By Ted Yoakum
With the race for the Western Student Association presidency heading toward the finish, both candidates will face off head-to-head at the annual WSA presidential debate, held this Thursday, March 10, at 7 p.m. in the East Ballroom in WMU’s Bernhard Center.
Candidates Erin Kaplan and Lauren Hearit will be asked 10 questions, written by the WSA Elections Control Board on important university issues, and will also field five questions asked by students in attendance.
Both candidates will be given 90 seconds to answer questions, with a 60-second period given to both for rebuttal to their opponent’s answer.
“This debate is the capstone event to see both campaigns’ models and ideas,” said Jesse Smade, elections control chair. “The issues that we, and the campaigns, will be talking about are pretty important issues.”
The board spent hours coming up with proper questions for the debate, Smade said.
“We’re real fortunate because of all that has happened on campus this year,” Smade said. “We’re going to be asking some relevant, modern, hard-hitting questions that all the students would be interested in asking.”
Along with these pre-selected questions, audience members will have a chance to ask the candidates questions directly. Blank index cards will be handed out and collected during the event, and five questions will be selected and asked to the candidates.
Along with the intensive question development, the board also voted on a few changes to the structure of the debate, most notably the format.
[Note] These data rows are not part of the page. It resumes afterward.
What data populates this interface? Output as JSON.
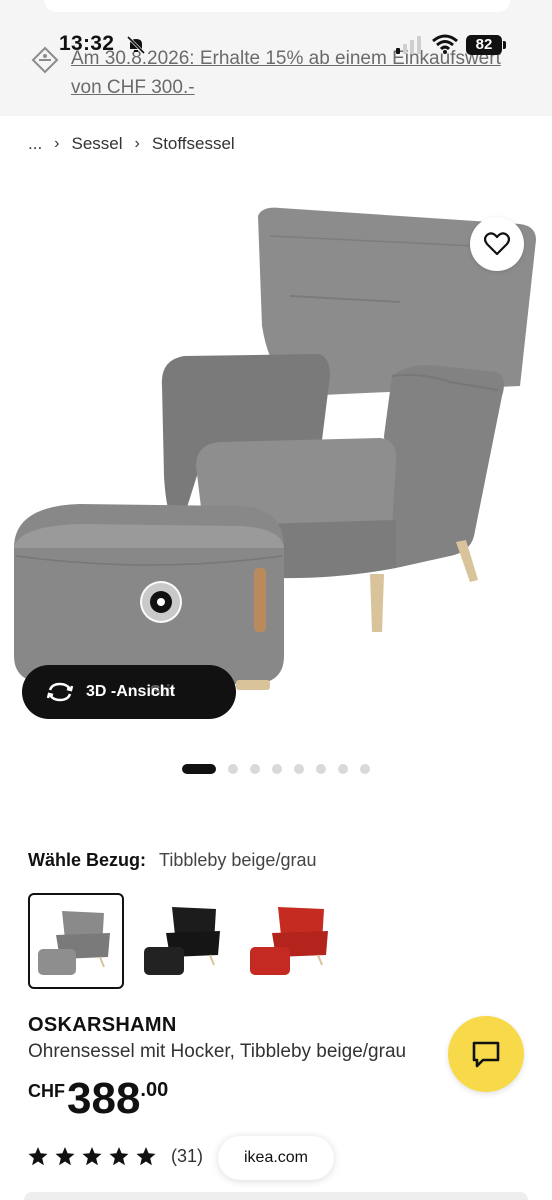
{
  "status_bar": {
    "time": "13:32",
    "battery": "82"
  },
  "promo": {
    "text": "Am 30.8.2026: Erhalte 15% ab einem Einkaufswert von CHF 300.-"
  },
  "breadcrumb": {
    "ellipsis": "...",
    "items": [
      "Sessel",
      "Stoffsessel"
    ]
  },
  "gallery": {
    "button_3d": "3D -Ansicht",
    "ghost_text": "Stil",
    "dot_count": 8,
    "active_dot": 0
  },
  "variant": {
    "label": "Wähle Bezug:",
    "value": "Tibbleby beige/grau",
    "swatches": [
      {
        "name": "grau",
        "color": "#8a8a8a",
        "selected": true
      },
      {
        "name": "schwarz",
        "color": "#1c1c1c",
        "selected": false
      },
      {
        "name": "rot",
        "color": "#c62b22",
        "selected": false
      }
    ]
  },
  "product": {
    "name": "OSKARSHAMN",
    "description": "Ohrensessel mit Hocker, Tibbleby beige/grau",
    "currency": "CHF",
    "price_main": "388",
    "price_decimals": ".00",
    "rating": 5,
    "review_count": "(31)"
  },
  "browser": {
    "url": "ikea.com"
  },
  "colors": {
    "chat_fab": "#f7d94a",
    "accent": "#111111",
    "fabric": "#8a8a8a"
  }
}
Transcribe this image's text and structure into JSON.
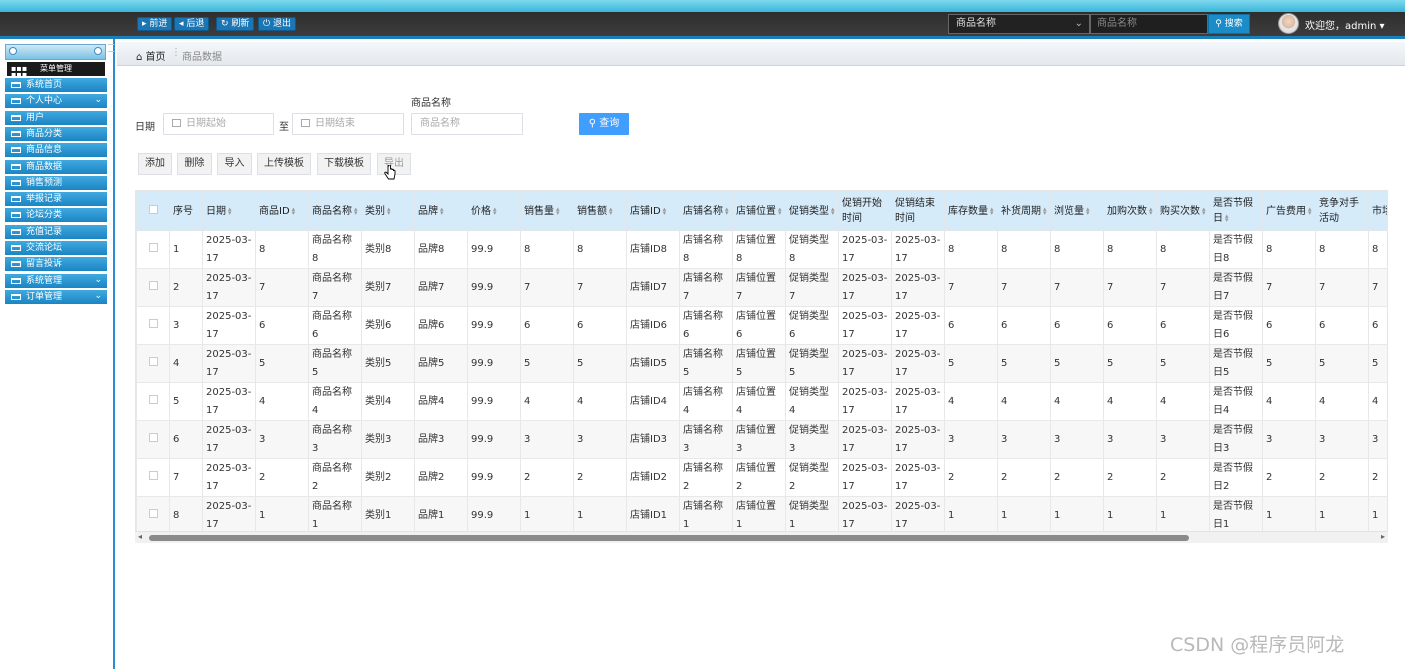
{
  "topbar": {
    "nav": [
      "前进",
      "后退",
      "刷新",
      "退出"
    ],
    "search_select": "商品名称",
    "search_placeholder": "商品名称",
    "search_button": "搜索",
    "welcome": "欢迎您，admin"
  },
  "sidebar": {
    "title": "菜单管理",
    "items": [
      {
        "label": "系统首页",
        "expandable": false
      },
      {
        "label": "个人中心",
        "expandable": true
      },
      {
        "label": "用户",
        "expandable": false
      },
      {
        "label": "商品分类",
        "expandable": false
      },
      {
        "label": "商品信息",
        "expandable": false
      },
      {
        "label": "商品数据",
        "expandable": false
      },
      {
        "label": "销售预测",
        "expandable": false
      },
      {
        "label": "举报记录",
        "expandable": false
      },
      {
        "label": "论坛分类",
        "expandable": false
      },
      {
        "label": "充值记录",
        "expandable": false
      },
      {
        "label": "交流论坛",
        "expandable": false
      },
      {
        "label": "留言投诉",
        "expandable": false
      },
      {
        "label": "系统管理",
        "expandable": true
      },
      {
        "label": "订单管理",
        "expandable": true
      }
    ]
  },
  "breadcrumb": {
    "home": "首页",
    "current": "商品数据"
  },
  "filters": {
    "date_label": "日期",
    "date_start_placeholder": "日期起始",
    "to_label": "至",
    "date_end_placeholder": "日期结束",
    "name_label": "商品名称",
    "name_placeholder": "商品名称",
    "query_button": "查询"
  },
  "actions": [
    "添加",
    "删除",
    "导入",
    "上传模板",
    "下载模板",
    "导出"
  ],
  "table": {
    "columns": [
      {
        "label": "",
        "sortable": false
      },
      {
        "label": "序号",
        "sortable": false
      },
      {
        "label": "日期",
        "sortable": true
      },
      {
        "label": "商品ID",
        "sortable": true
      },
      {
        "label": "商品名称",
        "sortable": true
      },
      {
        "label": "类别",
        "sortable": true
      },
      {
        "label": "品牌",
        "sortable": true
      },
      {
        "label": "价格",
        "sortable": true
      },
      {
        "label": "销售量",
        "sortable": true
      },
      {
        "label": "销售额",
        "sortable": true
      },
      {
        "label": "店铺ID",
        "sortable": true
      },
      {
        "label": "店铺名称",
        "sortable": true
      },
      {
        "label": "店铺位置",
        "sortable": true
      },
      {
        "label": "促销类型",
        "sortable": true
      },
      {
        "label": "促销开始时间",
        "sortable": false
      },
      {
        "label": "促销结束时间",
        "sortable": false
      },
      {
        "label": "库存数量",
        "sortable": true
      },
      {
        "label": "补货周期",
        "sortable": true
      },
      {
        "label": "浏览量",
        "sortable": true
      },
      {
        "label": "加购次数",
        "sortable": true
      },
      {
        "label": "购买次数",
        "sortable": true
      },
      {
        "label": "是否节假日",
        "sortable": true
      },
      {
        "label": "广告费用",
        "sortable": true
      },
      {
        "label": "竞争对手活动",
        "sortable": false
      },
      {
        "label": "市场数",
        "sortable": false
      }
    ],
    "rows": [
      [
        "1",
        "2025-03-17",
        "8",
        "商品名称8",
        "类别8",
        "品牌8",
        "99.9",
        "8",
        "8",
        "店铺ID8",
        "店铺名称8",
        "店铺位置8",
        "促销类型8",
        "2025-03-17",
        "2025-03-17",
        "8",
        "8",
        "8",
        "8",
        "8",
        "是否节假日8",
        "8",
        "8",
        "8"
      ],
      [
        "2",
        "2025-03-17",
        "7",
        "商品名称7",
        "类别7",
        "品牌7",
        "99.9",
        "7",
        "7",
        "店铺ID7",
        "店铺名称7",
        "店铺位置7",
        "促销类型7",
        "2025-03-17",
        "2025-03-17",
        "7",
        "7",
        "7",
        "7",
        "7",
        "是否节假日7",
        "7",
        "7",
        "7"
      ],
      [
        "3",
        "2025-03-17",
        "6",
        "商品名称6",
        "类别6",
        "品牌6",
        "99.9",
        "6",
        "6",
        "店铺ID6",
        "店铺名称6",
        "店铺位置6",
        "促销类型6",
        "2025-03-17",
        "2025-03-17",
        "6",
        "6",
        "6",
        "6",
        "6",
        "是否节假日6",
        "6",
        "6",
        "6"
      ],
      [
        "4",
        "2025-03-17",
        "5",
        "商品名称5",
        "类别5",
        "品牌5",
        "99.9",
        "5",
        "5",
        "店铺ID5",
        "店铺名称5",
        "店铺位置5",
        "促销类型5",
        "2025-03-17",
        "2025-03-17",
        "5",
        "5",
        "5",
        "5",
        "5",
        "是否节假日5",
        "5",
        "5",
        "5"
      ],
      [
        "5",
        "2025-03-17",
        "4",
        "商品名称4",
        "类别4",
        "品牌4",
        "99.9",
        "4",
        "4",
        "店铺ID4",
        "店铺名称4",
        "店铺位置4",
        "促销类型4",
        "2025-03-17",
        "2025-03-17",
        "4",
        "4",
        "4",
        "4",
        "4",
        "是否节假日4",
        "4",
        "4",
        "4"
      ],
      [
        "6",
        "2025-03-17",
        "3",
        "商品名称3",
        "类别3",
        "品牌3",
        "99.9",
        "3",
        "3",
        "店铺ID3",
        "店铺名称3",
        "店铺位置3",
        "促销类型3",
        "2025-03-17",
        "2025-03-17",
        "3",
        "3",
        "3",
        "3",
        "3",
        "是否节假日3",
        "3",
        "3",
        "3"
      ],
      [
        "7",
        "2025-03-17",
        "2",
        "商品名称2",
        "类别2",
        "品牌2",
        "99.9",
        "2",
        "2",
        "店铺ID2",
        "店铺名称2",
        "店铺位置2",
        "促销类型2",
        "2025-03-17",
        "2025-03-17",
        "2",
        "2",
        "2",
        "2",
        "2",
        "是否节假日2",
        "2",
        "2",
        "2"
      ],
      [
        "8",
        "2025-03-17",
        "1",
        "商品名称1",
        "类别1",
        "品牌1",
        "99.9",
        "1",
        "1",
        "店铺ID1",
        "店铺名称1",
        "店铺位置1",
        "促销类型1",
        "2025-03-17",
        "2025-03-17",
        "1",
        "1",
        "1",
        "1",
        "1",
        "是否节假日1",
        "1",
        "1",
        "1"
      ]
    ]
  },
  "watermark": "CSDN @程序员阿龙"
}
“It’s kind of non-traditional, the way [it’s formatted],” Smade said. “My board was actually divided on that.”
Another rule that is being enforced more strictly this year is a ban of any electronic device, such as cell phones or laptops, for candidates while at the podium. The reason for the ban is to prevent candidates from looking up information during their opponent’s answer period.
“They had a week to research information and more than that if they’re keeping with their positions in student government,” Smade said. “We want to keep it to what they know and their preparation will be reflected in there.”
Even with the changes to the format and rules, Kaplan and Hearit expressed confidence and excitement heading into Thursday’s event.
“We’re hoping the debate will bring fresh ideas to the campaign,” Kaplan said. “Our answers will be transparent, just like our campaign.”
Kaplan anticipates that the issue of differential tuition will come up during the debate, which she said her campaign supports. Kaplan noted that her campaign published a press release on the subject following the recent board of trustees meeting.
Like Kaplan, Hearit is also looking forward to the debate.
“I’m looking forward to playfully going back and forth with [Kaplan],” Hearit said. “I think it should be a fun experience.”
One question Hearit said she would like to be asked is on the state cuts to higher education funding, with Western Michigan University facing a 21-percent cut in next year’s budget. Hearit, who is currently interning in Lansing, said she has sat in on various committee hearings discussing the issue.
“I guess that’s going to be a challenging question, but one I hope that gets asked,” Hearit said.
Thursday’s event should have a fairly high attendance, Smade said, who estimates that at least 250 students will be attending.
“Attendance is definitely looking good,” Smade said. “I think we’re going to hear a lot more detail this Thursday than we’ve heard throughout the election season.”
Along with their participation in the debate, both Kaplan and Hearit are continuing their visits with WMU registered student organizations. Both candidates have said they will reveal any remaining endorsements within the coming days.
Voting for the WSA election begins Monday, March 14, at 8 a.m., and will continue until Friday, March 18, at 5 p.m.